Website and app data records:
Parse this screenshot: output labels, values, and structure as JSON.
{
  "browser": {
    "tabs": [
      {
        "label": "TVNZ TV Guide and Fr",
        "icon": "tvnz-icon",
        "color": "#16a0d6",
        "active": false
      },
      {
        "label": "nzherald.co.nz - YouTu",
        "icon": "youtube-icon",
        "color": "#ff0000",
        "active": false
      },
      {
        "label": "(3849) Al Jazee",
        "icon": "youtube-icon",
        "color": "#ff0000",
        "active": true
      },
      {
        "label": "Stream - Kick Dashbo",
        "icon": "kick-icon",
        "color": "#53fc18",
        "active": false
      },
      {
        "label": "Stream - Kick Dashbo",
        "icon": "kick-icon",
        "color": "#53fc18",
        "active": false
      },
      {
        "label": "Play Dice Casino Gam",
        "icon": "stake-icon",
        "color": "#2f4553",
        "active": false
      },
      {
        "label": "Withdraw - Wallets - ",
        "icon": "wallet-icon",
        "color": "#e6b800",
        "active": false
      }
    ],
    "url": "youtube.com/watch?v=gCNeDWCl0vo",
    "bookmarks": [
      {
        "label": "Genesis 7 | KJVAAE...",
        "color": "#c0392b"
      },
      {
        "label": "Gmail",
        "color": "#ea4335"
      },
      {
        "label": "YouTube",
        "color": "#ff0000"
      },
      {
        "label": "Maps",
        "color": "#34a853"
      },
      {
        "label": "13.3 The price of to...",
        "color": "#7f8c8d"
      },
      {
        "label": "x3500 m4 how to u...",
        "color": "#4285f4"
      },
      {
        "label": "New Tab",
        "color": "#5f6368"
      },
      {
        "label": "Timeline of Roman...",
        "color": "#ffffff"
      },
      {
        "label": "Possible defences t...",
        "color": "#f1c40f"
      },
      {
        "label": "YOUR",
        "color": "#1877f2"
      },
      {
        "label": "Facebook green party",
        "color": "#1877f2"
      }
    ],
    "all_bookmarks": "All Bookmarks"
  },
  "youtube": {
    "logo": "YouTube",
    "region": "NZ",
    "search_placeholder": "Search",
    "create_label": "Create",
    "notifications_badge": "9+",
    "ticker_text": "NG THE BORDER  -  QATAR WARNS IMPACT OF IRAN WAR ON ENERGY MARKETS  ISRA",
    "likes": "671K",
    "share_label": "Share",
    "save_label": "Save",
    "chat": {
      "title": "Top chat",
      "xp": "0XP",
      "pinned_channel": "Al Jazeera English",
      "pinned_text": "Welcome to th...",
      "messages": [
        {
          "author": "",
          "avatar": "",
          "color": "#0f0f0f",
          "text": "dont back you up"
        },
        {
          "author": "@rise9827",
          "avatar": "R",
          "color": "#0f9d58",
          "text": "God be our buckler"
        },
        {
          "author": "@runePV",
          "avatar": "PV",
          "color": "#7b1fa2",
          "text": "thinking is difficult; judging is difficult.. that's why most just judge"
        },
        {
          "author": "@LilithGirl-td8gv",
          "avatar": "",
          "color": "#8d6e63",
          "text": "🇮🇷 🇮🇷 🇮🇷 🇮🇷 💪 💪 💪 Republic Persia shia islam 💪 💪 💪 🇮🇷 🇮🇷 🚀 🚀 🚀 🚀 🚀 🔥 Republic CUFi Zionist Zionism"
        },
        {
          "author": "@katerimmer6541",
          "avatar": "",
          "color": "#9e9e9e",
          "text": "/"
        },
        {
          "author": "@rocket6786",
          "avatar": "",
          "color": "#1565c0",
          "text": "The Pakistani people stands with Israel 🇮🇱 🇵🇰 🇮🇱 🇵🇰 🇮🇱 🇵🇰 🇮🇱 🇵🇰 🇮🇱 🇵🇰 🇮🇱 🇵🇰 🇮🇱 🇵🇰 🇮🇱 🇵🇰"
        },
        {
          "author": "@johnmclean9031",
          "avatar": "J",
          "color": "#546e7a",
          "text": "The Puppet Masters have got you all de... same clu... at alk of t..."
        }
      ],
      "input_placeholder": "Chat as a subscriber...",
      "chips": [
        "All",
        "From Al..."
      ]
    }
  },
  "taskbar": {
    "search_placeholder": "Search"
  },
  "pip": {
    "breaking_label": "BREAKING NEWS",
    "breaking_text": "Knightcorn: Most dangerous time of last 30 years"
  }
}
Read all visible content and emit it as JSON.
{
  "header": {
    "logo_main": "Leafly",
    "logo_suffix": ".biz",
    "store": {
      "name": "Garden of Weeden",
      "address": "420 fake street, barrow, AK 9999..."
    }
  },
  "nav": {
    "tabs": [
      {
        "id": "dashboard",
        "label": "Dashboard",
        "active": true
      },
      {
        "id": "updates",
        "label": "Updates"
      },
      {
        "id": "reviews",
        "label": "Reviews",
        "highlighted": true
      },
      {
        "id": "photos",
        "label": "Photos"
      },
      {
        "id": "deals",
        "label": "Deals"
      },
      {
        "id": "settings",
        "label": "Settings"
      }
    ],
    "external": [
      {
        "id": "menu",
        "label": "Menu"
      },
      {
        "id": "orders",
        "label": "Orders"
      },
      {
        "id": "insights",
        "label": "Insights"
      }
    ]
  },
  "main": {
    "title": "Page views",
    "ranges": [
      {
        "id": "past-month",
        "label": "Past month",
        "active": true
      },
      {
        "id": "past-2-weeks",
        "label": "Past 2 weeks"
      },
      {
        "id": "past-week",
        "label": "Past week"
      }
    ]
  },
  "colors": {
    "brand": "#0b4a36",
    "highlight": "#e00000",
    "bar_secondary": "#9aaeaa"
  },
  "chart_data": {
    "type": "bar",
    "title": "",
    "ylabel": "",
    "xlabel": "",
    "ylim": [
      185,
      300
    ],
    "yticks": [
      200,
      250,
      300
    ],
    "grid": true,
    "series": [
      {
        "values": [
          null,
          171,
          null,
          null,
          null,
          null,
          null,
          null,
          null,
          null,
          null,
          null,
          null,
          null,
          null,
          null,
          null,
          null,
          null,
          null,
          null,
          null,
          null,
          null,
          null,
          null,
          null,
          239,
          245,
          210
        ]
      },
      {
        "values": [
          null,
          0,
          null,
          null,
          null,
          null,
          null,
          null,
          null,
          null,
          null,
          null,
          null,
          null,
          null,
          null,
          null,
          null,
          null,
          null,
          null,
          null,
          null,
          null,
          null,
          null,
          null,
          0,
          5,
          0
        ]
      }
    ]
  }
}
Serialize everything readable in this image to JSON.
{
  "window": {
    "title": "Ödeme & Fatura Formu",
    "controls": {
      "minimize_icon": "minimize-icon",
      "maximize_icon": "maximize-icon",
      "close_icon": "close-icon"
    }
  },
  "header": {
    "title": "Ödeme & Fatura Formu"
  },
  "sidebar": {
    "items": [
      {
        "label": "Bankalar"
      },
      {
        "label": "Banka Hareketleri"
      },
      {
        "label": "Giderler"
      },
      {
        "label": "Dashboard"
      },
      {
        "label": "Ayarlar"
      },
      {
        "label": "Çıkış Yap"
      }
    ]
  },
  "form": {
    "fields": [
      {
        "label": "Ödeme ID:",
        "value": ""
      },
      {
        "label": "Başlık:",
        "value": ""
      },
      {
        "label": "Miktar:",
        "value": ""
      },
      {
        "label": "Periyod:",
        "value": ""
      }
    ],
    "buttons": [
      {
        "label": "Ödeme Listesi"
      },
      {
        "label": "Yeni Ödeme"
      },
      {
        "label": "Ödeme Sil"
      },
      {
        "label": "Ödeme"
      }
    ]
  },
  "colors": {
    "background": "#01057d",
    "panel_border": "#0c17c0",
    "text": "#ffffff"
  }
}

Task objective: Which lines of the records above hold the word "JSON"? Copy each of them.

Task response:
Parse this screenshot: output labels, values, and structure as JSON.
Read all visible content and emit it as JSON.
Serialize everything readable in this image to JSON.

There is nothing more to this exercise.